> **Your assignment**: Take every line in the entries that includes the word "chevron" and copy it.

══════════════════════════════

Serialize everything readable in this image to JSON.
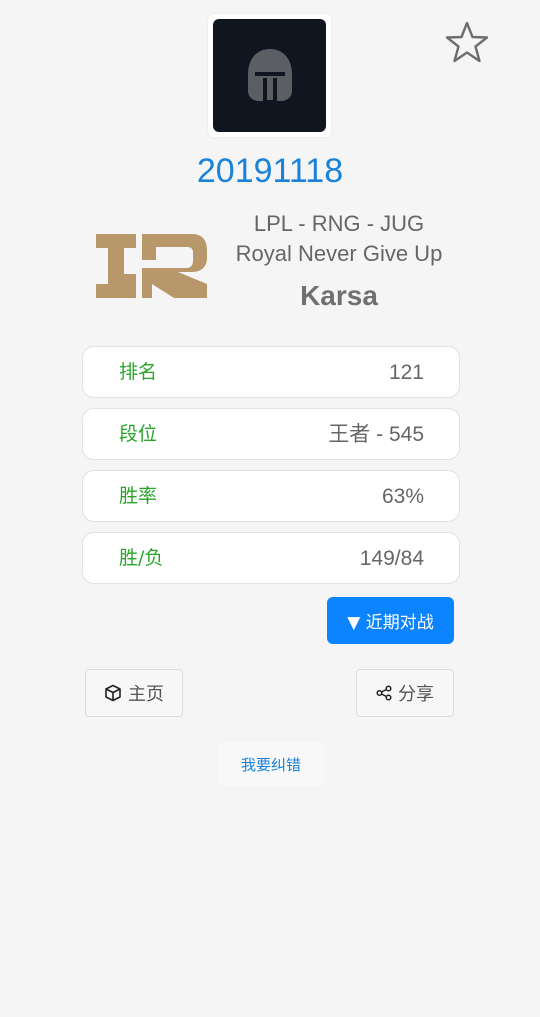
{
  "player": {
    "id": "20191118",
    "league_line": "LPL - RNG - JUG",
    "team_name": "Royal Never Give Up",
    "nickname": "Karsa"
  },
  "stats": [
    {
      "label": "排名",
      "value": "121"
    },
    {
      "label": "段位",
      "value": "王者 - 545"
    },
    {
      "label": "胜率",
      "value": "63%"
    },
    {
      "label": "胜/负",
      "value": "149/84"
    }
  ],
  "actions": {
    "recent_matches": "▼ 近期对战",
    "home": "主页",
    "share": "分享",
    "report_error": "我要纠错"
  },
  "icons": {
    "avatar": "helmet-icon",
    "favorite": "star-icon",
    "home": "cube-icon",
    "share": "share-icon",
    "team_logo": "rng-logo"
  },
  "colors": {
    "accent_blue": "#1a82d9",
    "button_blue": "#0d84ff",
    "label_green": "#2aa52a",
    "logo_gold": "#b8976a",
    "avatar_bg": "#0f1620"
  }
}
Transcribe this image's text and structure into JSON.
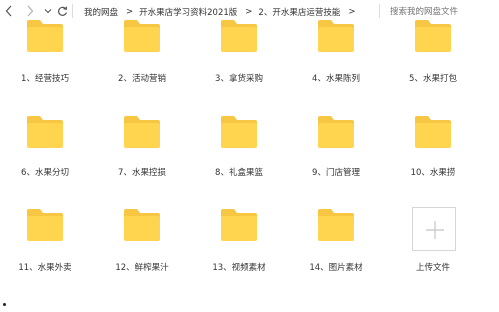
{
  "toolbar": {
    "breadcrumb": [
      "我的网盘",
      "开水果店学习资料2021版",
      "2、开水果店运营技能"
    ],
    "breadcrumb_separator": ">",
    "search_placeholder": "搜索我的网盘文件"
  },
  "icons": {
    "back": "chevron-left-icon",
    "forward": "chevron-right-icon",
    "history": "chevron-down-icon",
    "refresh": "refresh-icon",
    "folder": "folder-icon",
    "upload": "plus-icon"
  },
  "colors": {
    "folder_body": "#ffd54f",
    "folder_tab": "#f7c744",
    "text": "#333333",
    "placeholder": "#b3b3b3"
  },
  "folders": [
    {
      "name": "1、经营技巧"
    },
    {
      "name": "2、活动营销"
    },
    {
      "name": "3、拿货采购"
    },
    {
      "name": "4、水果陈列"
    },
    {
      "name": "5、水果打包"
    },
    {
      "name": "6、水果分切"
    },
    {
      "name": "7、水果控损"
    },
    {
      "name": "8、礼盒果篮"
    },
    {
      "name": "9、门店管理"
    },
    {
      "name": "10、水果捞"
    },
    {
      "name": "11、水果外卖"
    },
    {
      "name": "12、鲜榨果汁"
    },
    {
      "name": "13、视频素材"
    },
    {
      "name": "14、图片素材"
    }
  ],
  "upload": {
    "label": "上传文件"
  }
}
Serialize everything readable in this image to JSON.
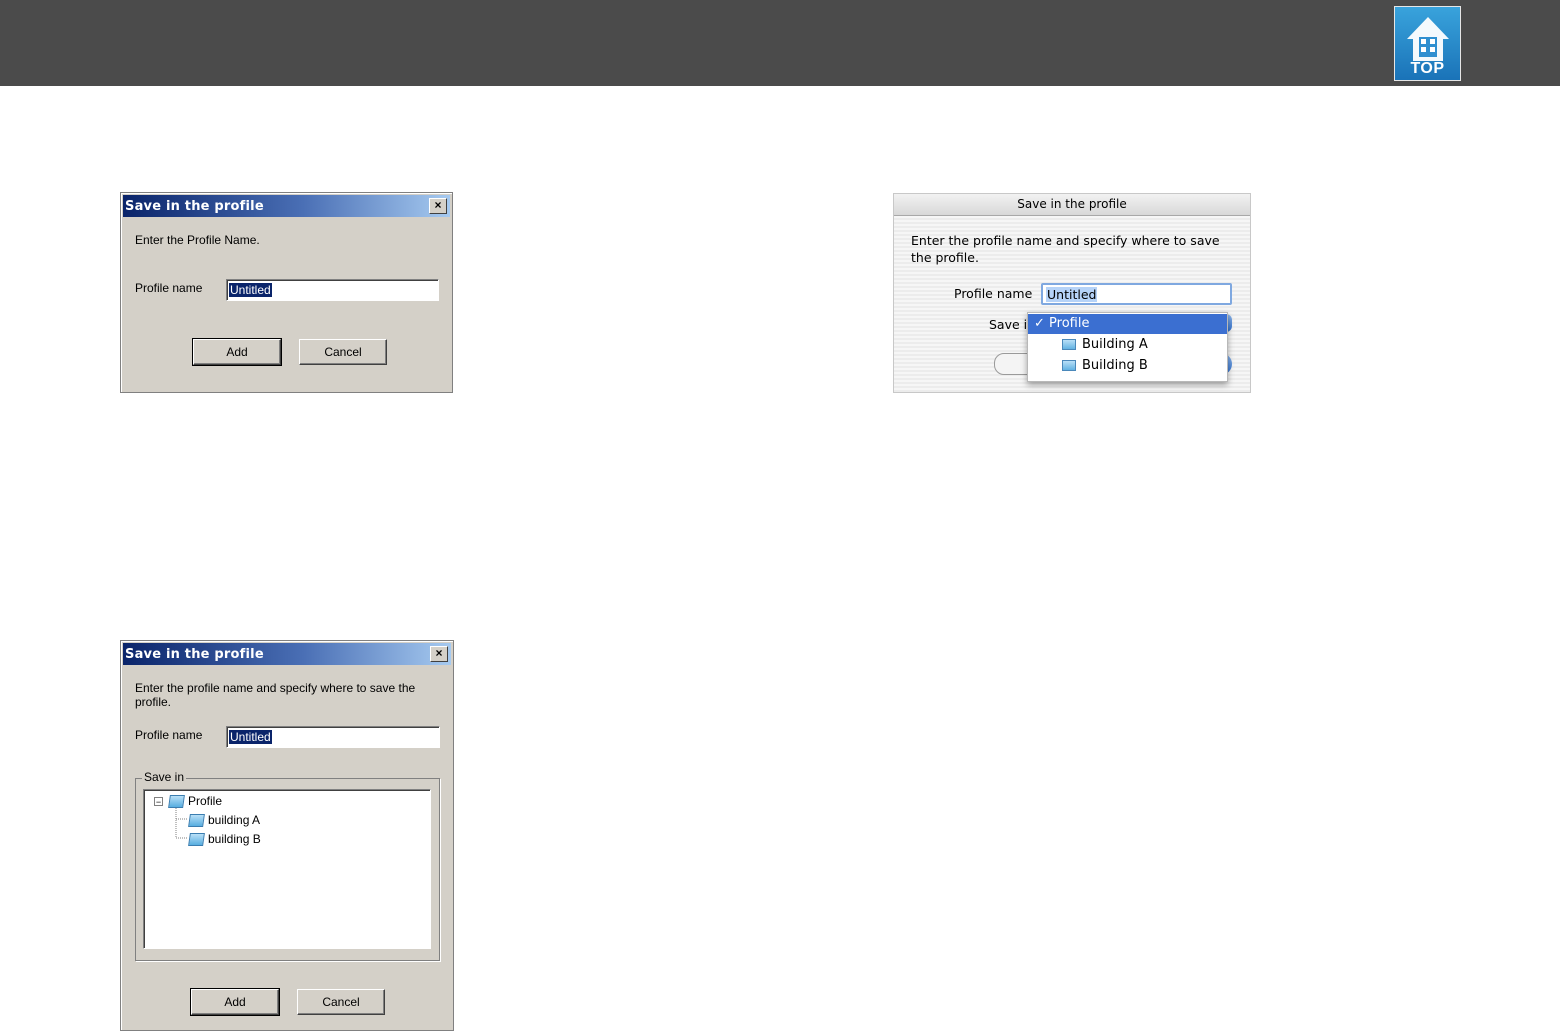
{
  "header": {
    "top_label": "TOP",
    "colors": {
      "bar": "#4b4b4b",
      "top_button": "#1a73b8"
    }
  },
  "dialog1": {
    "title": "Save in the profile",
    "close_glyph": "×",
    "message": "Enter the Profile Name.",
    "profile_label": "Profile name",
    "profile_value": "Untitled",
    "add_label": "Add",
    "cancel_label": "Cancel"
  },
  "dialog2": {
    "title": "Save in the profile",
    "close_glyph": "×",
    "message": "Enter the profile name and specify where to save the profile.",
    "profile_label": "Profile name",
    "profile_value": "Untitled",
    "save_in_label": "Save in",
    "tree": {
      "root": "Profile",
      "expander": "−",
      "children": [
        "building A",
        "building B"
      ]
    },
    "add_label": "Add",
    "cancel_label": "Cancel"
  },
  "mac_dialog": {
    "title": "Save in the profile",
    "message_line1": "Enter the profile name and specify where to save",
    "message_line2": "the profile.",
    "profile_label": "Profile name",
    "profile_value": "Untitled",
    "save_in_label": "Save in",
    "menu": {
      "selected": "✓ Profile",
      "items": [
        "Building A",
        "Building B"
      ]
    }
  }
}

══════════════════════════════

> **Solution**:
    "back": "chevron-left-icon",
    "forward": "chevron-right-icon",
    "history": "chevron-down-icon",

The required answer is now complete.